WORK TO BE COMPLETED:
Omit every picture, then return the listing verbatim.
+++
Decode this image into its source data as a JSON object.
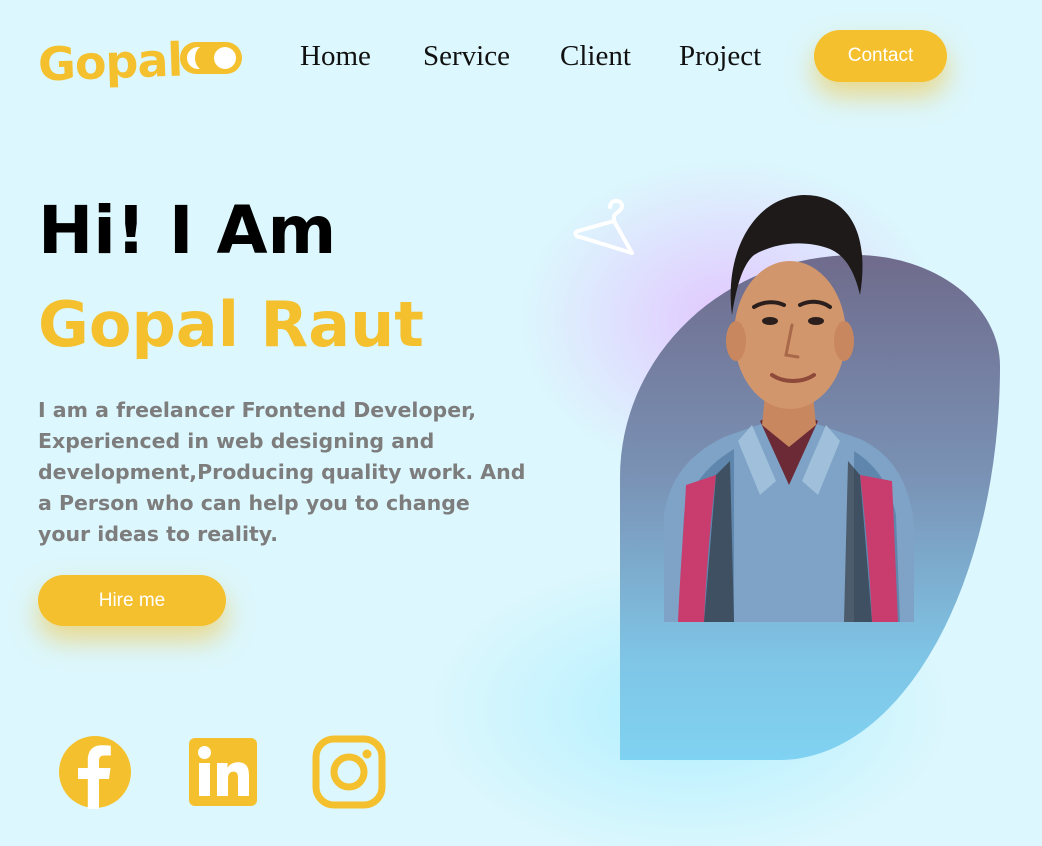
{
  "header": {
    "logo": "Gopal",
    "nav": [
      {
        "label": "Home"
      },
      {
        "label": "Service"
      },
      {
        "label": "Client"
      },
      {
        "label": "Project"
      }
    ],
    "contact_label": "Contact"
  },
  "hero": {
    "greeting": "Hi! I Am",
    "name": "Gopal Raut",
    "description": "I am  a freelancer Frontend Developer, Experienced in web designing and development,Producing quality work. And a Person who can help you to change your ideas to reality.",
    "hire_label": "Hire me"
  },
  "social": [
    {
      "icon": "facebook-icon"
    },
    {
      "icon": "linkedin-icon"
    },
    {
      "icon": "instagram-icon"
    }
  ],
  "colors": {
    "accent": "#f4c02d",
    "background": "#dcf7fd",
    "text_dark": "#111111",
    "text_muted": "#7d7d7d"
  }
}
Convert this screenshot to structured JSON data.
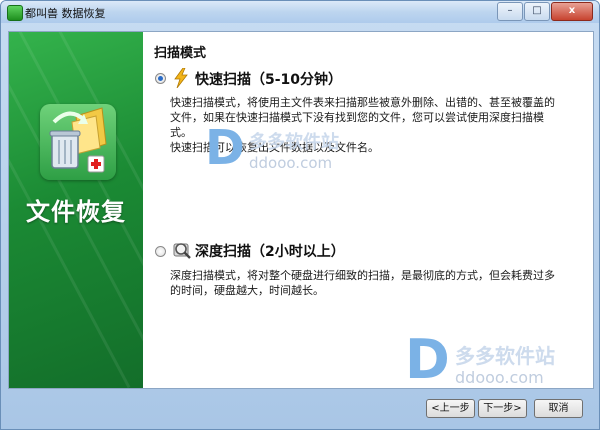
{
  "window": {
    "title": "都叫兽 数据恢复",
    "controls": {
      "minimize": "–",
      "maximize": "□",
      "close": "x"
    }
  },
  "sidebar": {
    "title": "文件恢复"
  },
  "content": {
    "section_title": "扫描模式",
    "options": [
      {
        "label": "快速扫描（5-10分钟）",
        "checked": true,
        "icon": "lightning-icon",
        "description_lines": [
          "快速扫描模式，将使用主文件表来扫描那些被意外删除、出错的、甚至被覆盖的",
          "文件，如果在快速扫描模式下没有找到您的文件，您可以尝试使用深度扫描模",
          "式。",
          "快速扫描可以恢复出文件数据以及文件名。"
        ]
      },
      {
        "label": "深度扫描（2小时以上）",
        "checked": false,
        "icon": "magnifier-disk-icon",
        "description_lines": [
          "深度扫描模式，将对整个硬盘进行细致的扫描，是最彻底的方式，但会耗费过多",
          "的时间，硬盘越大，时间越长。"
        ]
      }
    ]
  },
  "buttons": {
    "back": "<上一步",
    "next": "下一步>",
    "cancel": "取消"
  },
  "watermarks": [
    {
      "cn": "多多软件站",
      "en": "ddooo.com"
    },
    {
      "cn": "多多软件站",
      "en": "ddooo.com"
    }
  ],
  "colors": {
    "sidebar_green": "#1b8a34",
    "radio_dot": "#2a6bc7",
    "watermark_blue": "#7bb2e6"
  }
}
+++
EXERCISE ANSWER:
Decode this image into its source data as a JSON object.
{
  "header": {
    "logo": "Gopal",
    "nav": [
      {
        "label": "Home"
      },
      {
        "label": "Service"
      },
      {
        "label": "Client"
      },
      {
        "label": "Project"
      }
    ],
    "contact_label": "Contact"
  },
  "hero": {
    "greeting": "Hi! I Am",
    "name": "Gopal Raut",
    "description": "I am  a freelancer Frontend Developer, Experienced in web designing and development,Producing quality work. And a Person who can help you to change your ideas to reality.",
    "hire_label": "Hire me"
  },
  "social": [
    {
      "icon": "facebook-icon"
    },
    {
      "icon": "linkedin-icon"
    },
    {
      "icon": "instagram-icon"
    }
  ],
  "colors": {
    "accent": "#f4c02d",
    "background": "#dcf7fd",
    "text_dark": "#111111",
    "text_muted": "#7d7d7d"
  }
}
Convert this screenshot to structured JSON data.
{
  "window": {
    "title": "都叫兽 数据恢复",
    "controls": {
      "minimize": "–",
      "maximize": "□",
      "close": "x"
    }
  },
  "sidebar": {
    "title": "文件恢复"
  },
  "content": {
    "section_title": "扫描模式",
    "options": [
      {
        "label": "快速扫描（5-10分钟）",
        "checked": true,
        "icon": "lightning-icon",
        "description_lines": [
          "快速扫描模式，将使用主文件表来扫描那些被意外删除、出错的、甚至被覆盖的",
          "文件，如果在快速扫描模式下没有找到您的文件，您可以尝试使用深度扫描模",
          "式。",
          "快速扫描可以恢复出文件数据以及文件名。"
        ]
      },
      {
        "label": "深度扫描（2小时以上）",
        "checked": false,
        "icon": "magnifier-disk-icon",
        "description_lines": [
          "深度扫描模式，将对整个硬盘进行细致的扫描，是最彻底的方式，但会耗费过多",
          "的时间，硬盘越大，时间越长。"
        ]
      }
    ]
  },
  "buttons": {
    "back": "<上一步",
    "next": "下一步>",
    "cancel": "取消"
  },
  "watermarks": [
    {
      "cn": "多多软件站",
      "en": "ddooo.com"
    },
    {
      "cn": "多多软件站",
      "en": "ddooo.com"
    }
  ],
  "colors": {
    "sidebar_green": "#1b8a34",
    "radio_dot": "#2a6bc7",
    "watermark_blue": "#7bb2e6"
  }
}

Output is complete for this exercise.